◆ AIM OF THE TASK: What number of lines in the records below hold the word "Allow"? Give that number alone.

═══ RECORDS SUPPLIED ═══

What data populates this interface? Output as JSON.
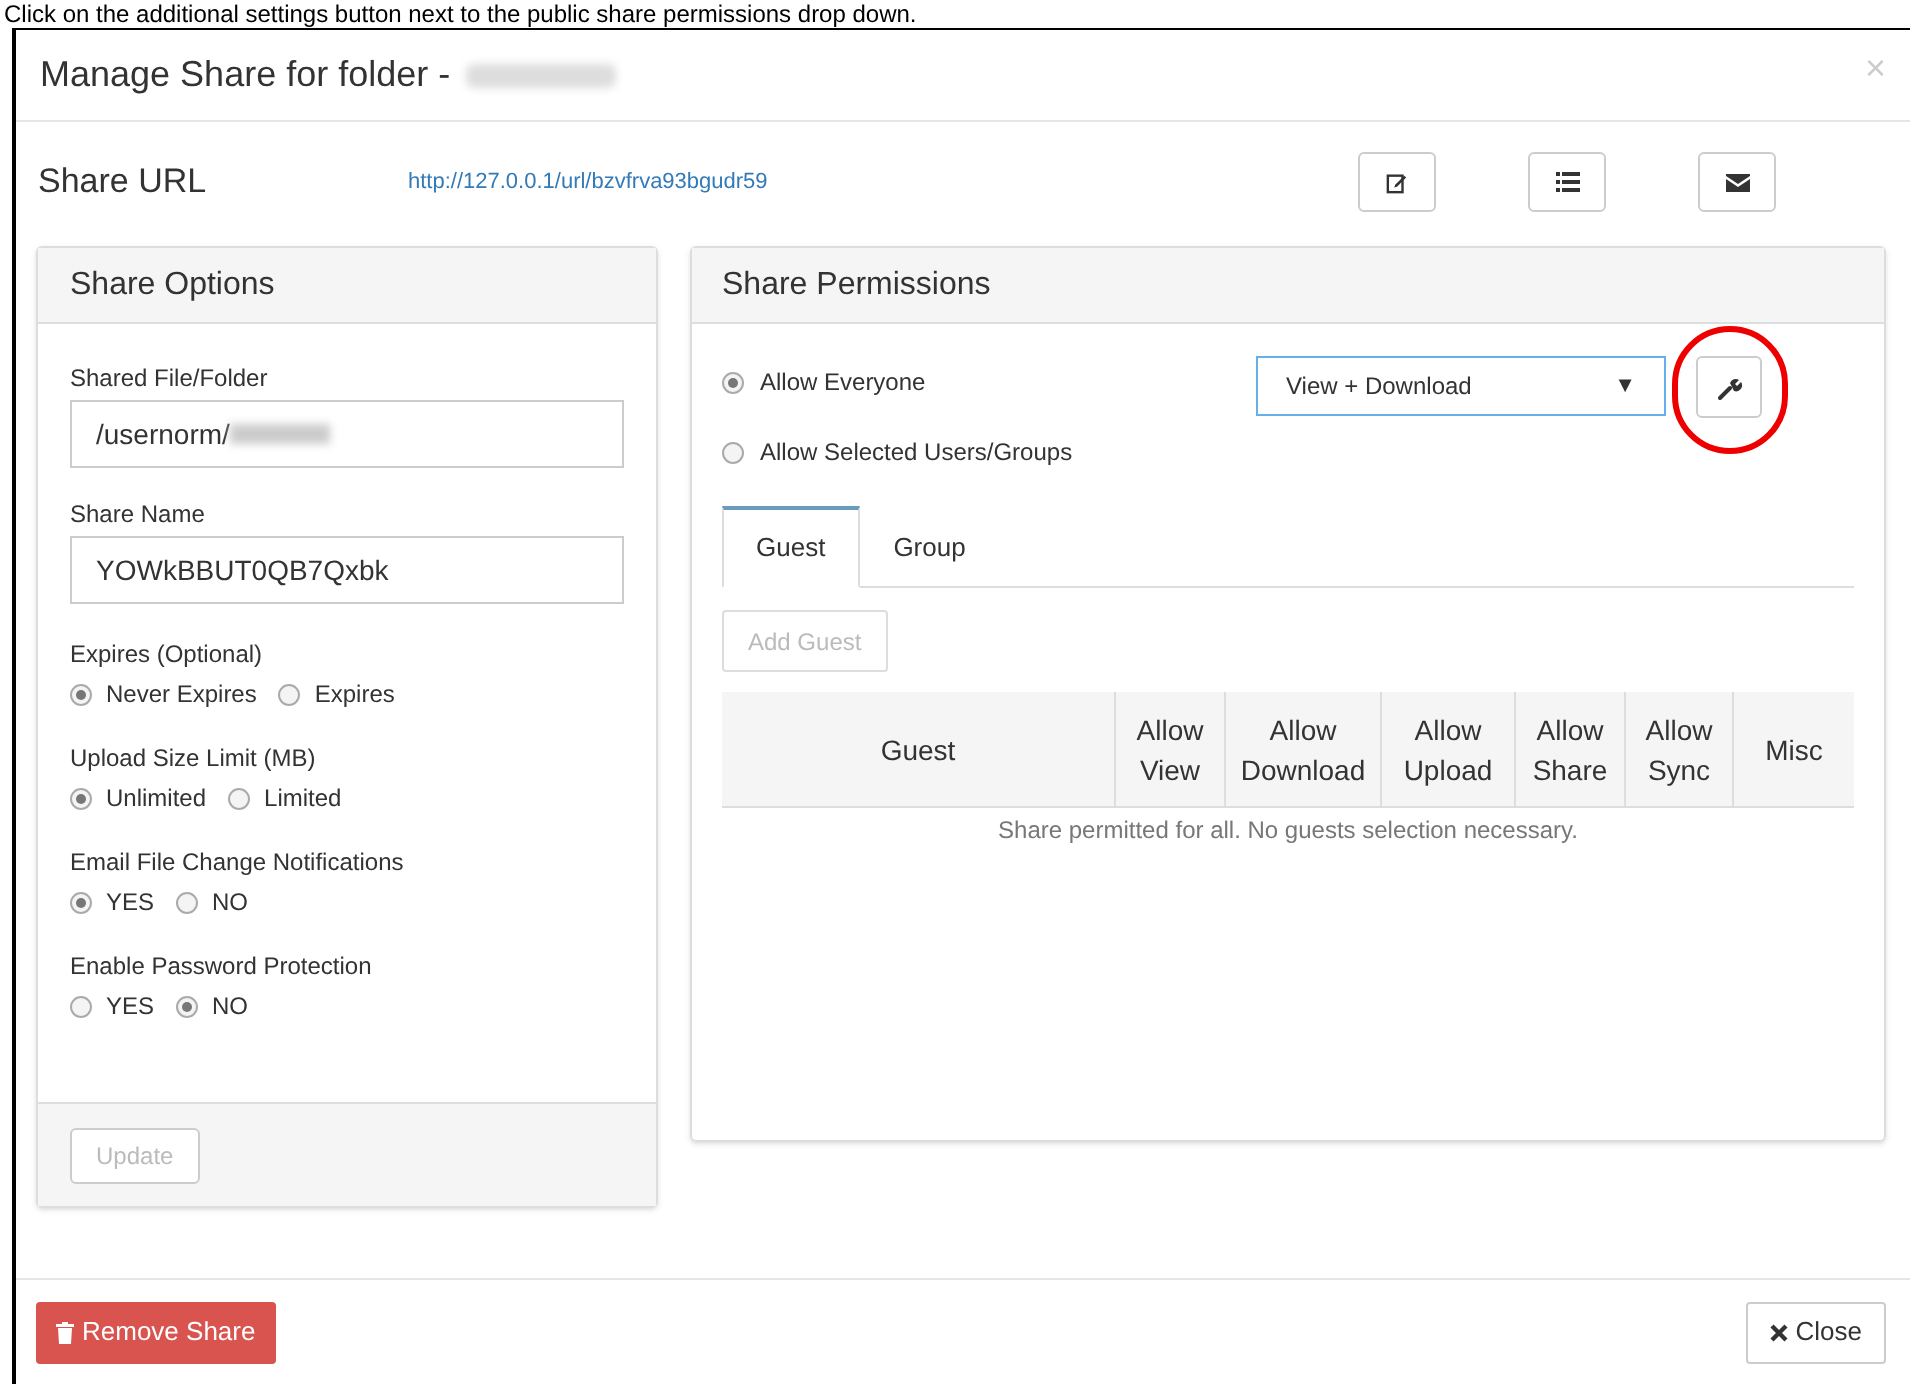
{
  "caption": "Click on the additional settings button next to the public share permissions drop down.",
  "dialog": {
    "title": "Manage Share for folder -",
    "close": "×"
  },
  "share_url": {
    "label": "Share URL",
    "url": "http://127.0.0.1/url/bzvfrva93bgudr59"
  },
  "share_options": {
    "title": "Share Options",
    "fields": [
      {
        "label": "Shared File/Folder",
        "value": "/usernorm/",
        "redacted": true
      },
      {
        "label": "Share Name",
        "value": "YOWkBBUT0QB7Qxbk",
        "redacted": false
      }
    ],
    "radio_groups": [
      {
        "label": "Expires (Optional)",
        "options": [
          {
            "label": "Never Expires",
            "selected": true
          },
          {
            "label": "Expires",
            "selected": false
          }
        ]
      },
      {
        "label": "Upload Size Limit (MB)",
        "options": [
          {
            "label": "Unlimited",
            "selected": true
          },
          {
            "label": "Limited",
            "selected": false
          }
        ]
      },
      {
        "label": "Email File Change Notifications",
        "options": [
          {
            "label": "YES",
            "selected": true
          },
          {
            "label": "NO",
            "selected": false
          }
        ]
      },
      {
        "label": "Enable Password Protection",
        "options": [
          {
            "label": "YES",
            "selected": false
          },
          {
            "label": "NO",
            "selected": true
          }
        ]
      }
    ],
    "update_button": {
      "label": "Update",
      "disabled": true
    }
  },
  "share_permissions": {
    "title": "Share Permissions",
    "access": [
      {
        "label": "Allow Everyone",
        "selected": true
      },
      {
        "label": "Allow Selected Users/Groups",
        "selected": false
      }
    ],
    "permission_select": {
      "value": "View + Download",
      "arrow": "▼"
    },
    "settings_highlighted": true,
    "tabs": [
      {
        "label": "Guest",
        "selected": true
      },
      {
        "label": "Group",
        "selected": false
      }
    ],
    "add_button": {
      "label": "Add Guest",
      "disabled": true
    },
    "table": {
      "columns": [
        "Guest",
        "Allow View",
        "Allow Download",
        "Allow Upload",
        "Allow Share",
        "Allow Sync",
        "Misc"
      ],
      "empty_message": "Share permitted for all. No guests selection necessary."
    }
  },
  "footer": {
    "remove": "Remove Share",
    "close": "Close"
  }
}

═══

◆ ANSWER: 7